Hartman got involved early with the project in the Philippines.  “I could never undersell my love for starting EWB-UD’s current project in the Philippines,” she said. “Even before we traveled to Ubujan for the first time, I felt a connection with our community contacts.”  She spent nearly a year working with them long-distance thanks to technology.  Developing those relationships made the arrival to Ubujan easier and more rewarding.  “I was able to put face[s] to name[s] and turn this idea of helping Ubujan into a reality,” Hartman said.

In addition to working with people and groups internationally, EWB-UD also does charitable work for the University of Delaware’s surrounding community.

“Two years ago we began an initiative called ReachOut to bring our passion for service to Delaware.” Hartman said.  ReachOut helps EWB-UD members bond as they help the community in big and small ways.  Most service events are small, but Hartman says, “We are currently in a transition phase where we are trying to form long-lasting partnerships in Delaware like we do abroad. We are currently working with the City of Newark and Downes Elementary School to help design safe biking paths to school. This will likely be a multi-semester or year project.”

While EWB-UD works tirelessly to help local and global communities, the organization has also given students the chance to develop as both an engineer and a person outside of the classroom.

Putting classroom learning into action

Current Public Relations Chair Noah Kennedy (’19) notes that EWB has given him the opportunity to gain practical engineering experience that can’t be taught in a classroom. With difficult engineering classes, it’s easy for these students to get discouraged with grades and assignments, but EWB-UD projects help put all of that hard work into perspective.

“I think to some extent I’ve learned more about actually being an engineer during my time with EWB than I have in my classes,” Kennedy says.  He is learning technical skills in classes and homework, but EWB allows him to apply those skills to real-world problems.  “I feel like I’m gaining professional skills that will help me in the future, like how to correctly write an email, how to talk to VIPs, how to manage finances and run a project team in real life, not just in theory.”

At meetings, students discuss progress on international projects, plan community service, and have fun.

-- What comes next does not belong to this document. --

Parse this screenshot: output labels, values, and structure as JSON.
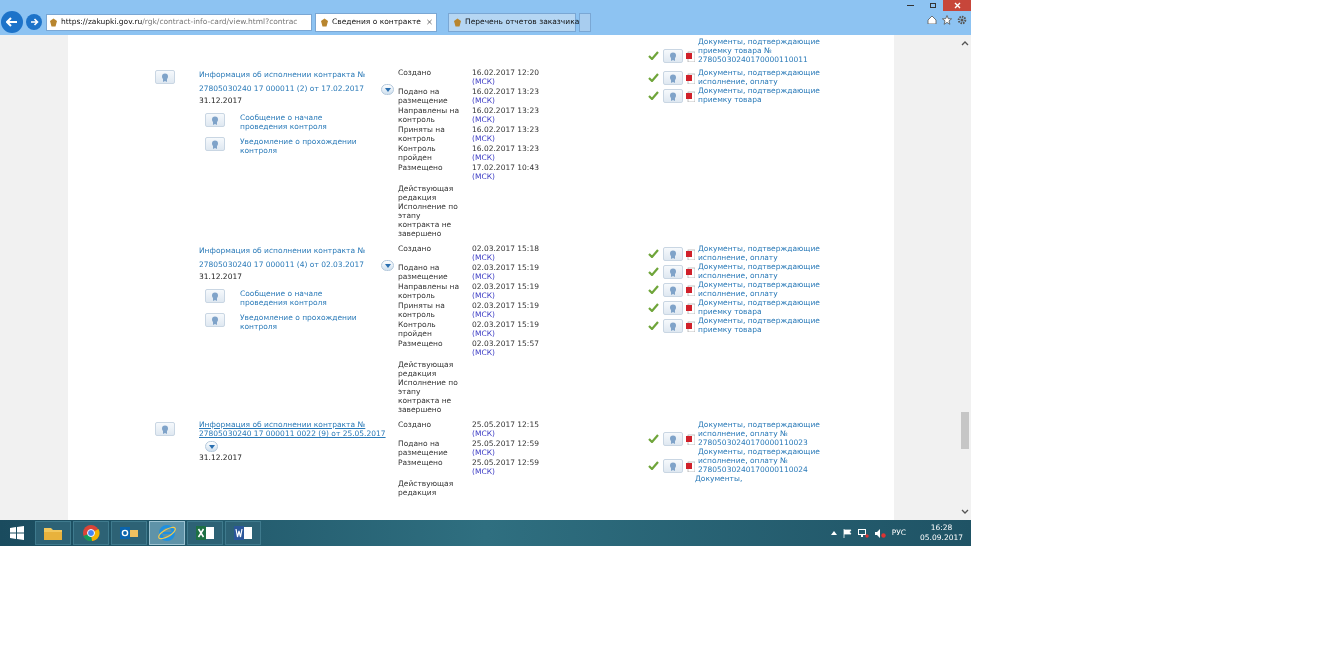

Here you see an attempt at building gingerbread houses.

Whitney agreed with Kennedy’s sentiments about the value of EWB-UD, specifically focusing on the ability to interact with decision makers.  “It’s a great introduction to how things work outside of the University bubble.  That holds true of both the campus side of the organization… [and] with the project managers working internationally,” he said.

Hartman has been involved since her freshman year.  “To say that EWB has transformed my life would be an understatement,” she said. “[EWB] helped me realize how my passions could be combined into my future goals [and] gave me the skills and confidence I needed to believe that I could make a difference in this world.”

Currently, 11 of the 19 EWB-UD Board Members are in the Honors Program.  For anyone interested in learning more, the Spring 2017 meetings are held on Thursdays at 7pm in Gore 205.

Feature written by: Victoria Dellacava, ’17